REQUIRED ACTION> Please return each of the entries exactly, minus their pictures.

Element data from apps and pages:
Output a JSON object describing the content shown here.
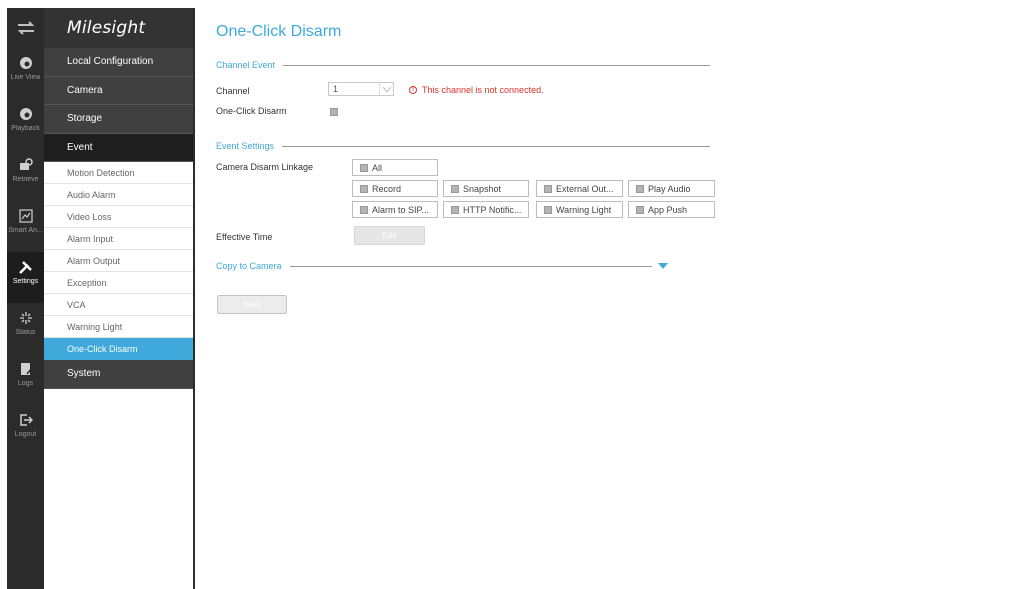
{
  "app": {
    "logo": "Milesight"
  },
  "rail": {
    "top_icon": "swap-arrows-icon",
    "items": [
      {
        "label": "Live View",
        "icon": "live-view-icon"
      },
      {
        "label": "Playback",
        "icon": "playback-icon"
      },
      {
        "label": "Retrieve",
        "icon": "retrieve-icon"
      },
      {
        "label": "Smart An...",
        "icon": "smart-analysis-icon"
      },
      {
        "label": "Settings",
        "icon": "settings-icon"
      },
      {
        "label": "Status",
        "icon": "status-icon"
      },
      {
        "label": "Logs",
        "icon": "logs-icon"
      },
      {
        "label": "Logout",
        "icon": "logout-icon"
      }
    ]
  },
  "menu": {
    "main": [
      {
        "label": "Local Configuration"
      },
      {
        "label": "Camera"
      },
      {
        "label": "Storage"
      },
      {
        "label": "Event"
      },
      {
        "label": "System"
      }
    ],
    "event_sub": [
      {
        "label": "Motion Detection"
      },
      {
        "label": "Audio Alarm"
      },
      {
        "label": "Video Loss"
      },
      {
        "label": "Alarm Input"
      },
      {
        "label": "Alarm Output"
      },
      {
        "label": "Exception"
      },
      {
        "label": "VCA"
      },
      {
        "label": "Warning Light"
      },
      {
        "label": "One-Click Disarm"
      }
    ]
  },
  "page": {
    "title": "One-Click Disarm",
    "channel_event": {
      "section_title": "Channel Event",
      "channel_label": "Channel",
      "channel_value": "1",
      "error": "This channel is not connected.",
      "disarm_label": "One-Click Disarm"
    },
    "event_settings": {
      "section_title": "Event Settings",
      "linkage_label": "Camera Disarm Linkage",
      "options": {
        "all": "All",
        "record": "Record",
        "snapshot": "Snapshot",
        "external_out": "External Out...",
        "play_audio": "Play Audio",
        "alarm_to_sip": "Alarm to SIP...",
        "http_notific": "HTTP Notific...",
        "warning_light": "Warning Light",
        "app_push": "App Push"
      },
      "effective_time_label": "Effective Time",
      "edit_button": "Edit"
    },
    "copy_to_camera": "Copy to Camera",
    "save_button": "Save"
  },
  "colors": {
    "accent": "#3fa9dc",
    "error": "#d8332b",
    "rail": "#2b2b2b"
  }
}
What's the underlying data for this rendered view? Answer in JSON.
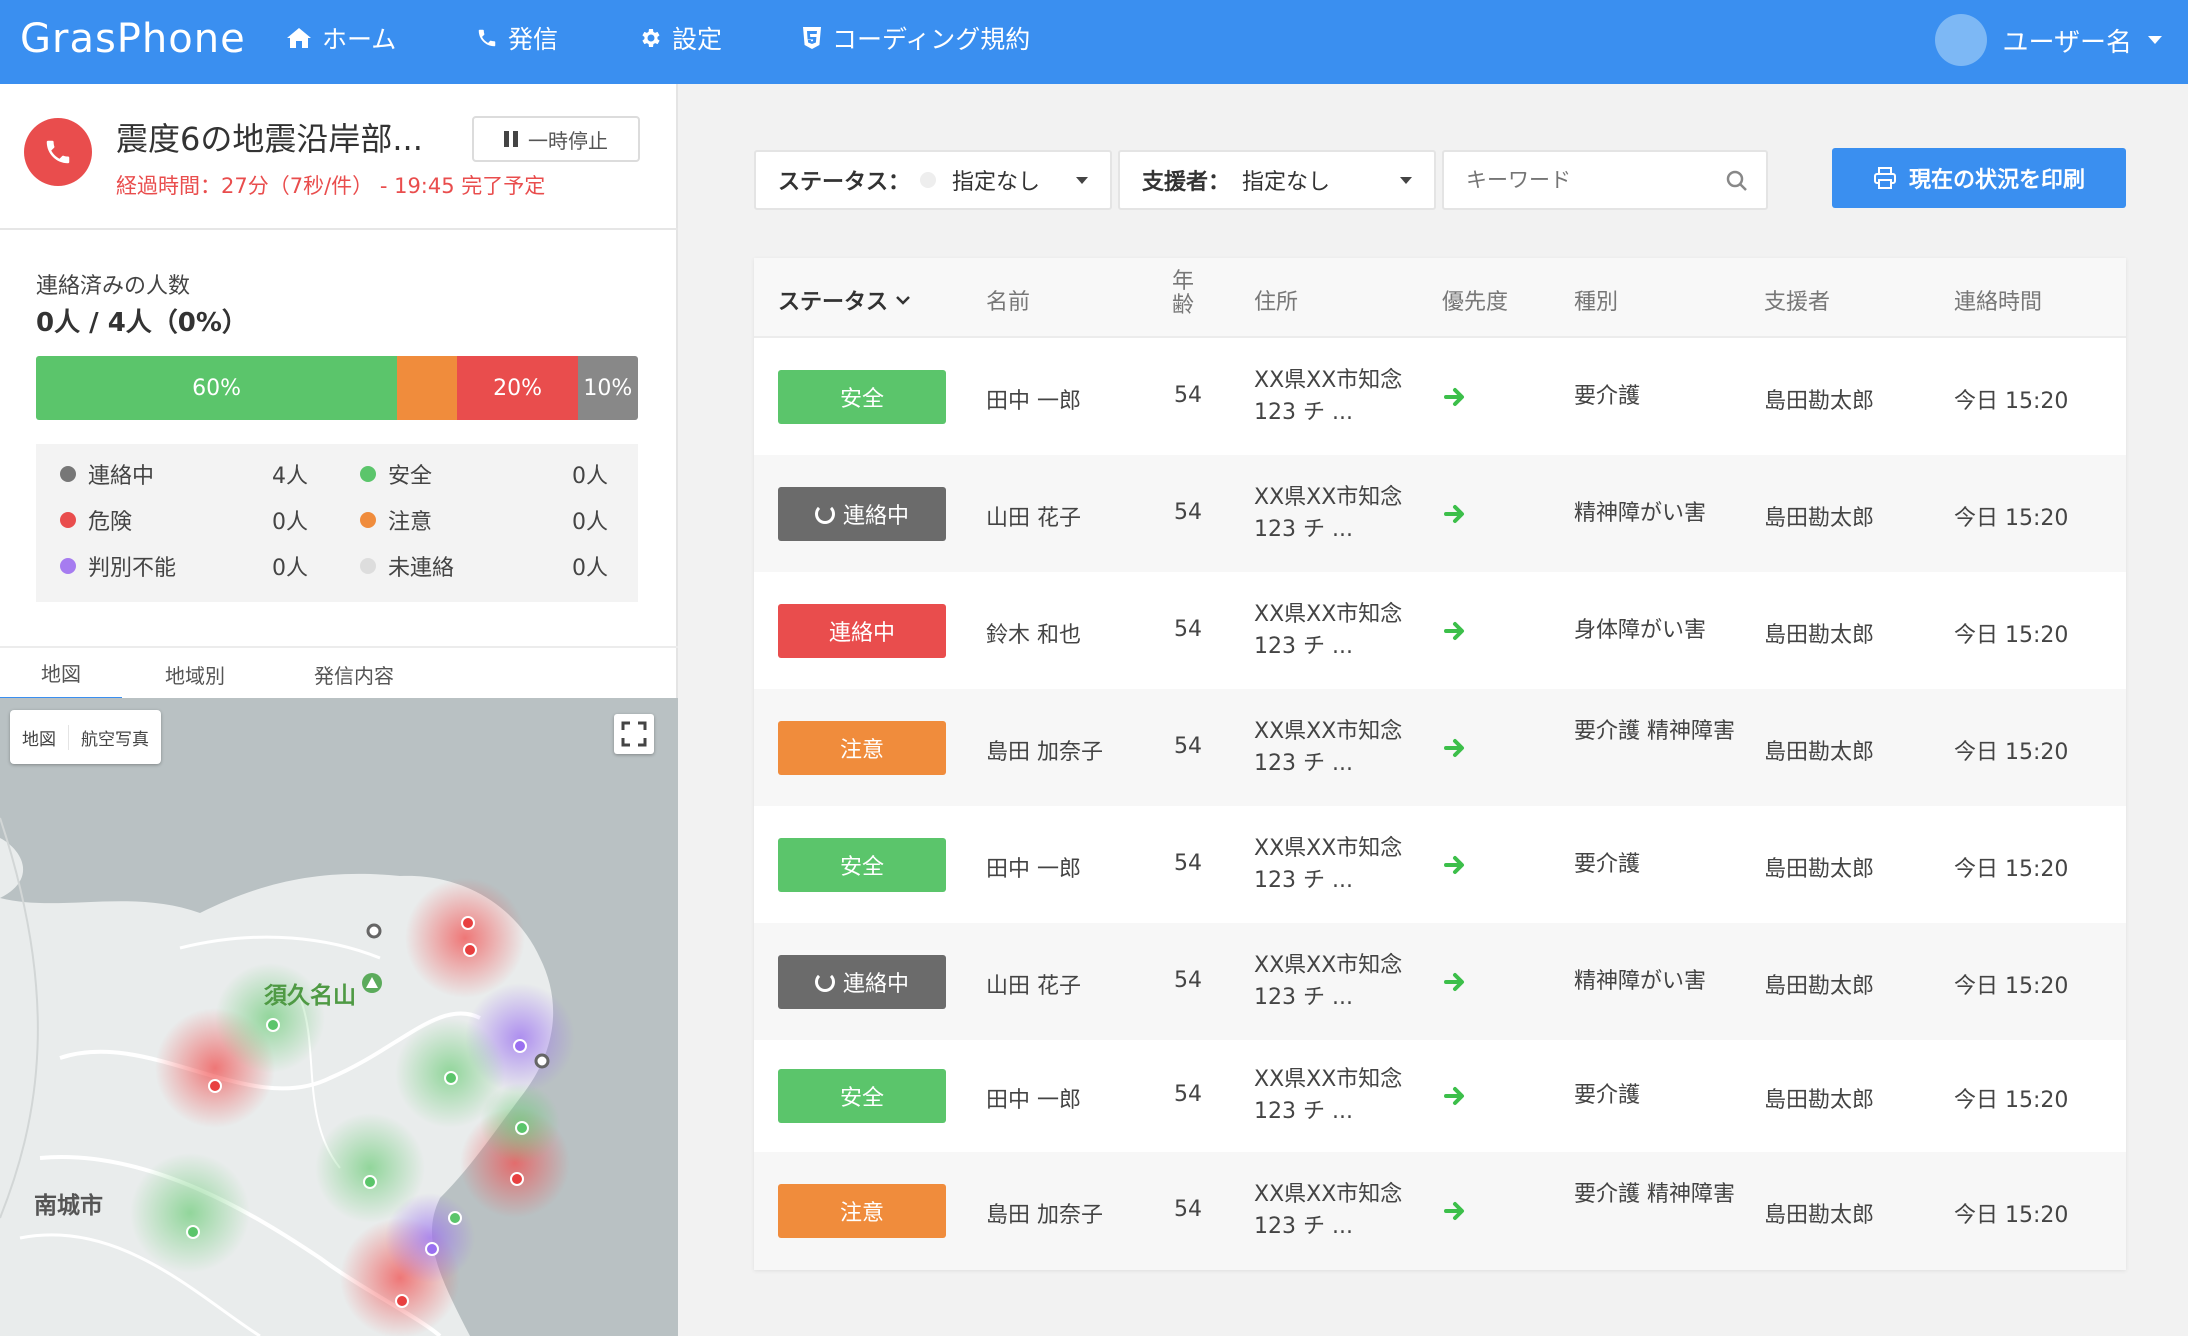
{
  "app": {
    "brand": "GrasPhone"
  },
  "nav": [
    {
      "label": "ホーム",
      "icon": "home-icon"
    },
    {
      "label": "発信",
      "icon": "phone-icon"
    },
    {
      "label": "設定",
      "icon": "gear-icon"
    },
    {
      "label": "コーディング規約",
      "icon": "html5-icon"
    }
  ],
  "user": {
    "name": "ユーザー名"
  },
  "call": {
    "title": "震度6の地震沿岸部...",
    "elapsed": "経過時間：27分（7秒/件） - 19:45 完了予定",
    "pause_label": "一時停止"
  },
  "contacts": {
    "label": "連絡済みの人数",
    "count": "0人 / 4人（0%）",
    "progress": [
      {
        "label": "60%",
        "value": 60,
        "color": "#5bc56b"
      },
      {
        "label": "",
        "value": 10,
        "color": "#f08c3c"
      },
      {
        "label": "20%",
        "value": 20,
        "color": "#e94d4d"
      },
      {
        "label": "10%",
        "value": 10,
        "color": "#888888"
      }
    ],
    "legend": [
      {
        "label": "連絡中",
        "value": "4人",
        "color": "#777777"
      },
      {
        "label": "安全",
        "value": "0人",
        "color": "#5bc56b"
      },
      {
        "label": "危険",
        "value": "0人",
        "color": "#e94d4d"
      },
      {
        "label": "注意",
        "value": "0人",
        "color": "#f08c3c"
      },
      {
        "label": "判別不能",
        "value": "0人",
        "color": "#a67cf0"
      },
      {
        "label": "未連絡",
        "value": "0人",
        "color": "#dddddd"
      }
    ]
  },
  "tabs": [
    "地図",
    "地域別",
    "発信内容"
  ],
  "map": {
    "types": [
      "地図",
      "航空写真"
    ],
    "labels": {
      "mountain": "須久名山",
      "city": "南城市"
    }
  },
  "filters": {
    "status_label": "ステータス：",
    "status_value": "指定なし",
    "supporter_label": "支援者：",
    "supporter_value": "指定なし",
    "keyword_placeholder": "キーワード"
  },
  "print_label": "現在の状況を印刷",
  "table": {
    "headers": {
      "status": "ステータス",
      "name": "名前",
      "age": "年齢",
      "address": "住所",
      "priority": "優先度",
      "type": "種別",
      "supporter": "支援者",
      "time": "連絡時間"
    },
    "rows": [
      {
        "status": "安全",
        "status_color": "#5bc56b",
        "spinner": false,
        "name": "田中 一郎",
        "age": "54",
        "address": "XX県XX市知念123 チ ...",
        "type": "要介護",
        "supporter": "島田勘太郎",
        "time": "今日 15:20"
      },
      {
        "status": "連絡中",
        "status_color": "#6b6b6b",
        "spinner": true,
        "name": "山田 花子",
        "age": "54",
        "address": "XX県XX市知念123 チ ...",
        "type": "精神障がい害",
        "supporter": "島田勘太郎",
        "time": "今日 15:20"
      },
      {
        "status": "連絡中",
        "status_color": "#e94d4d",
        "spinner": false,
        "name": "鈴木 和也",
        "age": "54",
        "address": "XX県XX市知念123 チ ...",
        "type": "身体障がい害",
        "supporter": "島田勘太郎",
        "time": "今日 15:20"
      },
      {
        "status": "注意",
        "status_color": "#f08c3c",
        "spinner": false,
        "name": "島田 加奈子",
        "age": "54",
        "address": "XX県XX市知念123 チ ...",
        "type": "要介護 精神障害",
        "supporter": "島田勘太郎",
        "time": "今日 15:20"
      },
      {
        "status": "安全",
        "status_color": "#5bc56b",
        "spinner": false,
        "name": "田中 一郎",
        "age": "54",
        "address": "XX県XX市知念123 チ ...",
        "type": "要介護",
        "supporter": "島田勘太郎",
        "time": "今日 15:20"
      },
      {
        "status": "連絡中",
        "status_color": "#6b6b6b",
        "spinner": true,
        "name": "山田 花子",
        "age": "54",
        "address": "XX県XX市知念123 チ ...",
        "type": "精神障がい害",
        "supporter": "島田勘太郎",
        "time": "今日 15:20"
      },
      {
        "status": "安全",
        "status_color": "#5bc56b",
        "spinner": false,
        "name": "田中 一郎",
        "age": "54",
        "address": "XX県XX市知念123 チ ...",
        "type": "要介護",
        "supporter": "島田勘太郎",
        "time": "今日 15:20"
      },
      {
        "status": "注意",
        "status_color": "#f08c3c",
        "spinner": false,
        "name": "島田 加奈子",
        "age": "54",
        "address": "XX県XX市知念123 チ ...",
        "type": "要介護 精神障害",
        "supporter": "島田勘太郎",
        "time": "今日 15:20"
      }
    ]
  }
}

RESULT FOR THIS EXERCISE>
Output a JSON object describing the content shown here.
{
  "app": {
    "logo": "Milesight"
  },
  "rail": {
    "top_icon": "swap-arrows-icon",
    "items": [
      {
        "label": "Live View",
        "icon": "live-view-icon"
      },
      {
        "label": "Playback",
        "icon": "playback-icon"
      },
      {
        "label": "Retrieve",
        "icon": "retrieve-icon"
      },
      {
        "label": "Smart An...",
        "icon": "smart-analysis-icon"
      },
      {
        "label": "Settings",
        "icon": "settings-icon"
      },
      {
        "label": "Status",
        "icon": "status-icon"
      },
      {
        "label": "Logs",
        "icon": "logs-icon"
      },
      {
        "label": "Logout",
        "icon": "logout-icon"
      }
    ]
  },
  "menu": {
    "main": [
      {
        "label": "Local Configuration"
      },
      {
        "label": "Camera"
      },
      {
        "label": "Storage"
      },
      {
        "label": "Event"
      },
      {
        "label": "System"
      }
    ],
    "event_sub": [
      {
        "label": "Motion Detection"
      },
      {
        "label": "Audio Alarm"
      },
      {
        "label": "Video Loss"
      },
      {
        "label": "Alarm Input"
      },
      {
        "label": "Alarm Output"
      },
      {
        "label": "Exception"
      },
      {
        "label": "VCA"
      },
      {
        "label": "Warning Light"
      },
      {
        "label": "One-Click Disarm"
      }
    ]
  },
  "page": {
    "title": "One-Click Disarm",
    "channel_event": {
      "section_title": "Channel Event",
      "channel_label": "Channel",
      "channel_value": "1",
      "error": "This channel is not connected.",
      "disarm_label": "One-Click Disarm"
    },
    "event_settings": {
      "section_title": "Event Settings",
      "linkage_label": "Camera Disarm Linkage",
      "options": {
        "all": "All",
        "record": "Record",
        "snapshot": "Snapshot",
        "external_out": "External Out...",
        "play_audio": "Play Audio",
        "alarm_to_sip": "Alarm to SIP...",
        "http_notific": "HTTP Notific...",
        "warning_light": "Warning Light",
        "app_push": "App Push"
      },
      "effective_time_label": "Effective Time",
      "edit_button": "Edit"
    },
    "copy_to_camera": "Copy to Camera",
    "save_button": "Save"
  },
  "colors": {
    "accent": "#3fa9dc",
    "error": "#d8332b",
    "rail": "#2b2b2b"
  }
}
What's the underlying data for this rendered view? Answer in JSON.
{
  "app": {
    "brand": "GrasPhone"
  },
  "nav": [
    {
      "label": "ホーム",
      "icon": "home-icon"
    },
    {
      "label": "発信",
      "icon": "phone-icon"
    },
    {
      "label": "設定",
      "icon": "gear-icon"
    },
    {
      "label": "コーディング規約",
      "icon": "html5-icon"
    }
  ],
  "user": {
    "name": "ユーザー名"
  },
  "call": {
    "title": "震度6の地震沿岸部...",
    "elapsed": "経過時間：27分（7秒/件） - 19:45 完了予定",
    "pause_label": "一時停止"
  },
  "contacts": {
    "label": "連絡済みの人数",
    "count": "0人 / 4人（0%）",
    "progress": [
      {
        "label": "60%",
        "value": 60,
        "color": "#5bc56b"
      },
      {
        "label": "",
        "value": 10,
        "color": "#f08c3c"
      },
      {
        "label": "20%",
        "value": 20,
        "color": "#e94d4d"
      },
      {
        "label": "10%",
        "value": 10,
        "color": "#888888"
      }
    ],
    "legend": [
      {
        "label": "連絡中",
        "value": "4人",
        "color": "#777777"
      },
      {
        "label": "安全",
        "value": "0人",
        "color": "#5bc56b"
      },
      {
        "label": "危険",
        "value": "0人",
        "color": "#e94d4d"
      },
      {
        "label": "注意",
        "value": "0人",
        "color": "#f08c3c"
      },
      {
        "label": "判別不能",
        "value": "0人",
        "color": "#a67cf0"
      },
      {
        "label": "未連絡",
        "value": "0人",
        "color": "#dddddd"
      }
    ]
  },
  "tabs": [
    "地図",
    "地域別",
    "発信内容"
  ],
  "map": {
    "types": [
      "地図",
      "航空写真"
    ],
    "labels": {
      "mountain": "須久名山",
      "city": "南城市"
    }
  },
  "filters": {
    "status_label": "ステータス：",
    "status_value": "指定なし",
    "supporter_label": "支援者：",
    "supporter_value": "指定なし",
    "keyword_placeholder": "キーワード"
  },
  "print_label": "現在の状況を印刷",
  "table": {
    "headers": {
      "status": "ステータス",
      "name": "名前",
      "age": "年齢",
      "address": "住所",
      "priority": "優先度",
      "type": "種別",
      "supporter": "支援者",
      "time": "連絡時間"
    },
    "rows": [
      {
        "status": "安全",
        "status_color": "#5bc56b",
        "spinner": false,
        "name": "田中 一郎",
        "age": "54",
        "address": "XX県XX市知念123 チ ...",
        "type": "要介護",
        "supporter": "島田勘太郎",
        "time": "今日 15:20"
      },
      {
        "status": "連絡中",
        "status_color": "#6b6b6b",
        "spinner": true,
        "name": "山田 花子",
        "age": "54",
        "address": "XX県XX市知念123 チ ...",
        "type": "精神障がい害",
        "supporter": "島田勘太郎",
        "time": "今日 15:20"
      },
      {
        "status": "連絡中",
        "status_color": "#e94d4d",
        "spinner": false,
        "name": "鈴木 和也",
        "age": "54",
        "address": "XX県XX市知念123 チ ...",
        "type": "身体障がい害",
        "supporter": "島田勘太郎",
        "time": "今日 15:20"
      },
      {
        "status": "注意",
        "status_color": "#f08c3c",
        "spinner": false,
        "name": "島田 加奈子",
        "age": "54",
        "address": "XX県XX市知念123 チ ...",
        "type": "要介護 精神障害",
        "supporter": "島田勘太郎",
        "time": "今日 15:20"
      },
      {
        "status": "安全",
        "status_color": "#5bc56b",
        "spinner": false,
        "name": "田中 一郎",
        "age": "54",
        "address": "XX県XX市知念123 チ ...",
        "type": "要介護",
        "supporter": "島田勘太郎",
        "time": "今日 15:20"
      },
      {
        "status": "連絡中",
        "status_color": "#6b6b6b",
        "spinner": true,
        "name": "山田 花子",
        "age": "54",
        "address": "XX県XX市知念123 チ ...",
        "type": "精神障がい害",
        "supporter": "島田勘太郎",
        "time": "今日 15:20"
      },
      {
        "status": "安全",
        "status_color": "#5bc56b",
        "spinner": false,
        "name": "田中 一郎",
        "age": "54",
        "address": "XX県XX市知念123 チ ...",
        "type": "要介護",
        "supporter": "島田勘太郎",
        "time": "今日 15:20"
      },
      {
        "status": "注意",
        "status_color": "#f08c3c",
        "spinner": false,
        "name": "島田 加奈子",
        "age": "54",
        "address": "XX県XX市知念123 チ ...",
        "type": "要介護 精神障害",
        "supporter": "島田勘太郎",
        "time": "今日 15:20"
      }
    ]
  }
}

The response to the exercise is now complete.